Lloyd observed that one possible course in meeting this new Soviet challenge might be to rely upon United Nations for provision of international aid and to force Soviets to do likewise. He would not favor this course unless it were essential. Alternative might be to set up an organization of “donors” who had capital surpluses available for aid to other countries. He inquired whether the Secretary would prefer this course to some other, such as use of existing institutions like the IBRD and creation of other organizations like proposed African Bank.
Secretary said he had been thinking about this problem but had no firm views as yet.[Page 56]
Lloyd commented he had discussed this question with Brentano and latter had indicated he likewise had no clear idea as to what would be most suitable type organization.
Secretary stated he hoped that out of NATO Council discussion might come a small committee of Ministers who would study matter over next few months and come up with some sort of conclusions. We were studying it in United States and group engaged in this work would make its report about middle of November so that it would be available before Congress met in January. He hoped NATO committee would be giving thought to question at same time. He thought it might be useful to have special NATO Ministers meeting in late fall or early winter to pursue matter on basis of proposed committee of Ministers report.
Lloyd commented that while he was impressed by Secretary’s ideas, he would much rather embark upon wider international discussions after he had made up his mind as to what he would want to do. He suggested possibility of United States, United Kingdom and Canada talking over the problem before bringing in all NATO powers.
Replying to Caccia’s question, Secretary said US would not necessarily desire be a member of suggested NATO committee to study problem.
Responding to Jebb’s query as to whether Pineau had expressed any views on question, Secretary stated that Pineau had given him elaborate paper May 2 which he had not yet had an opportunity to study,5 but he understood that essence of his suggestion was using UN and having NATO take initiative through UN. Merchant elaborated, saying that Pineau’s proposal envisaged global OEEC which would report to ECOSOC.
It would involve standing committees on technical assistance, banking funds, etc., leaving complete scope of freedom for execution such bilateral and multilateral arrangements as Colombo Plan.
He understood paper would be distributed to other delegations and that Pineau would speak to Council on this subject May 4.6
Caccia observed that an advantage to forming small committee, as suggested by Secretary, would be that it could study problem and submit a report to all members of NATO for consideration.
Secretary, replying to question by Lloyd, said that while US did not insist upon being member of committee it would take an active role in consulting with committee members.[Page 57]
Lloyd agreed it would be much better to have small committee members of which would come to us for ideas. He inquired whether Secretary would put forward the idea at Council meeting.
Secretary replied he would, and would like rearrange agenda to have matter discussed May 4 rather than May 5 to give more time for consideration.
- Source: Department of State, Central Files, 740.5/5–456. Top Secret. Drafted by Rountree.
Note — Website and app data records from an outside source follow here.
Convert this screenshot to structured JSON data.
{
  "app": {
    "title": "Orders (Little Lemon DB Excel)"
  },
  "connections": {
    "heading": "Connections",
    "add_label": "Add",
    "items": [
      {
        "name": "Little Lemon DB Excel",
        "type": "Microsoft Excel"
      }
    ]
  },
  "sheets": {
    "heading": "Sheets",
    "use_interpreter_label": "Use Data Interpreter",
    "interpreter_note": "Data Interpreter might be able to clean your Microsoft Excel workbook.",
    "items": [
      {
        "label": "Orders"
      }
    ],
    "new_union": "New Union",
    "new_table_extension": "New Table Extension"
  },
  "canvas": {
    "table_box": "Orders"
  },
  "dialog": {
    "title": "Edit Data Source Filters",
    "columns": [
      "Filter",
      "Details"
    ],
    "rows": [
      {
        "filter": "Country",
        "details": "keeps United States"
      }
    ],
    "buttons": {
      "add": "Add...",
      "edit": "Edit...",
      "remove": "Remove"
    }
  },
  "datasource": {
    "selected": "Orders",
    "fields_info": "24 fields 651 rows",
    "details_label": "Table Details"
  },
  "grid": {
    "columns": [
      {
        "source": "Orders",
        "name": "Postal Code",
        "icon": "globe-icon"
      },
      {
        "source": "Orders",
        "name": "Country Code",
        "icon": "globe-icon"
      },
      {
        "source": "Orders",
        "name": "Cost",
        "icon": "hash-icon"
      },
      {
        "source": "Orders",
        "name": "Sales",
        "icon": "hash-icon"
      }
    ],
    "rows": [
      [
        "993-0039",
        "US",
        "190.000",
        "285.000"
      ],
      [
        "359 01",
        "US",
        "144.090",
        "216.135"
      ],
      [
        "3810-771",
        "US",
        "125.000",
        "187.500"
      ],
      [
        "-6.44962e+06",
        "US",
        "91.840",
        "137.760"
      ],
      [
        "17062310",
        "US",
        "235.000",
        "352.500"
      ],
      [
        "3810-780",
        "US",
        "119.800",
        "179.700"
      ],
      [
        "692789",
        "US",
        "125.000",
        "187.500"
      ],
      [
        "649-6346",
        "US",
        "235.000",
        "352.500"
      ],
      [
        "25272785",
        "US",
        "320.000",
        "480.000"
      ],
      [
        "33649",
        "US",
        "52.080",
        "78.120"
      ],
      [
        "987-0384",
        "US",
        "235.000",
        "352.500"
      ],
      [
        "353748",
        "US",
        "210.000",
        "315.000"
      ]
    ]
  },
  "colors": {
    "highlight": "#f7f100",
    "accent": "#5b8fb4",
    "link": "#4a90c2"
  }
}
Repeated to London.↩
- A copy of the May 17 memorandum of this conversation among Lloyd, Caccia, and Dulles (NATO/MC/7), which took place the morning of May 3, is ibid., Conference Files: Lot 62 D 181, CF 701.↩
- Reference is to the State visit of Bulganin and Khrushchev to the United Kingdom, April 18–23, 1956.↩
- For text of Dulles’ speech entitled “Developing NATO in Peace” delivered to the Associated Press luncheon meeting in New York on April 23, where he explored the possibility of strengthening the nonmilitary ties of the Allies, see Department of State Bulletin, April 30, 1956, pp. 706–710.↩
- A copy of the French proposal to establish an agency for world economic development, transmitted in Secto 18, May 4, is in Department of State, Conference Files: Lot 62 D 181, CF 706.↩
- See Document 22.↩